problems. I lived in West Pier and St Patricks hostels, now I am living in New Steine Mews Hostel - this is the 14th place I lived.
When I look back, I think I lost touch with normal life. Thinking about the
future, I’m doing a Life Skills course at the hostel and that is helping me
manage on my own again. I would love to be in a warden-assisted flat
where I could be secure and sure that I wouldn’t get bullied again. I wish more
hostels would accept pets; they’re often the only thing that keeps a person
going, like Stitch has been for me.
Domestic violence and racial abuse
I fled to Brighton with my daughter. We ran away from a man who was violent.
It wasn’t easy when we arrived, it was like no-one trusted me. However, I
eventually managed to find somewhere to stay and I got my daughter into
school. But when she was at school, I would break down and cry for hours, I
felt alone and frightened. I was scared that my partner would find me and
with good reason, because once he did, and he was violent just like before.
I remember that whenever I walked around Brighton I would think that
people were looking at me and could see I was a victim of domestic violence.
Then I wondered if it was because of the colour of my skin. I didn’t want
to believe that, but now I do. With all that is going on I started stealing small
things from the shop where I worked, until I got caught, but that was just the

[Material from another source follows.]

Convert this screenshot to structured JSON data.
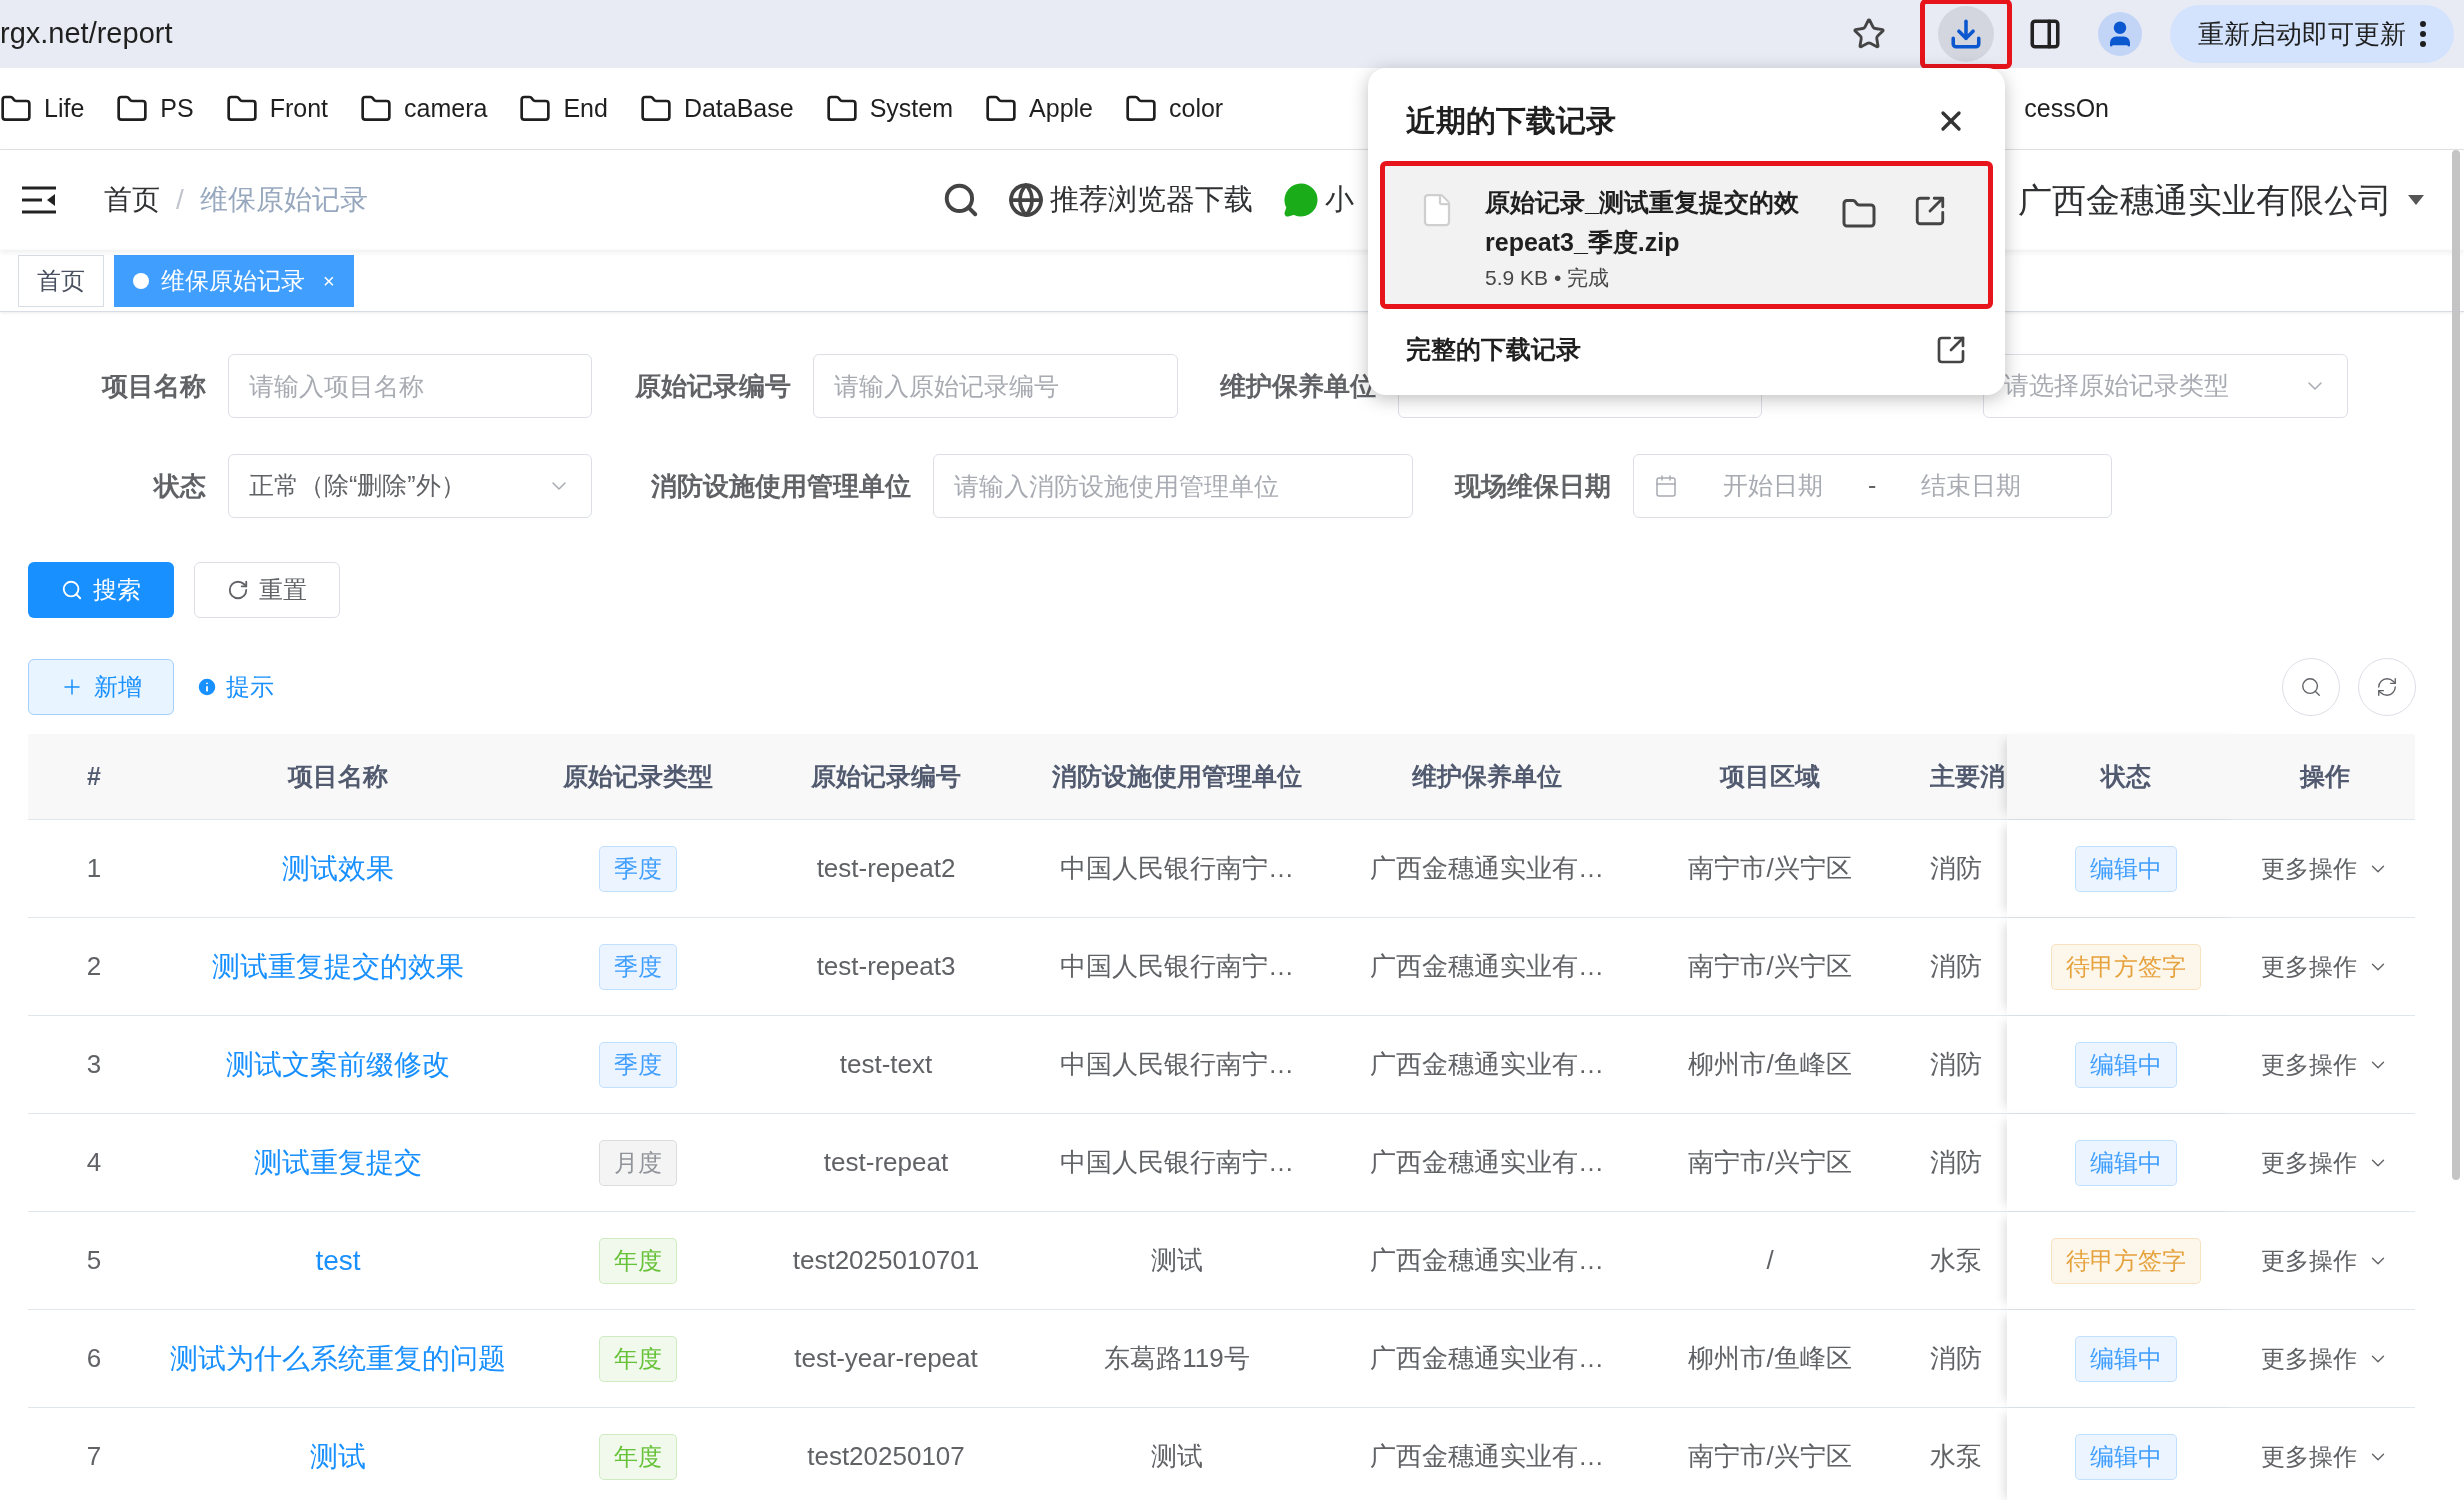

start of a crazy journey.
I got referred to Inspire instead of getting sentenced. Inspire really helped
me, they work with lots of women in my sort of situation and they gave me a
key worker. She didn’t give me pity, she gave me hope and I realised that my life wasn’t at a dead end, and that I could make changes. When the sessions with
Inspire came to an end I decided to stay with them and I got more support from their mentors. Now I’m back at work. That means a lot to me; to know that my daughter has a mum who can earn her keep. I am also getting volunteering experience and I’m focusing on my daughter and making sure that she gets the best start in life.
My goals are to get the best for my daughter and to go back to college
and to study to be a youth worker. I want to help others to make better
decisions in their lives by using my own experience. When I look back,
I think that actually getting caught shoplifting was the start of a positive
change for me. Inspire gave me my first bit of security, being listened to
and seeing that I had options and that I could take control in my own life, has
made all the difference.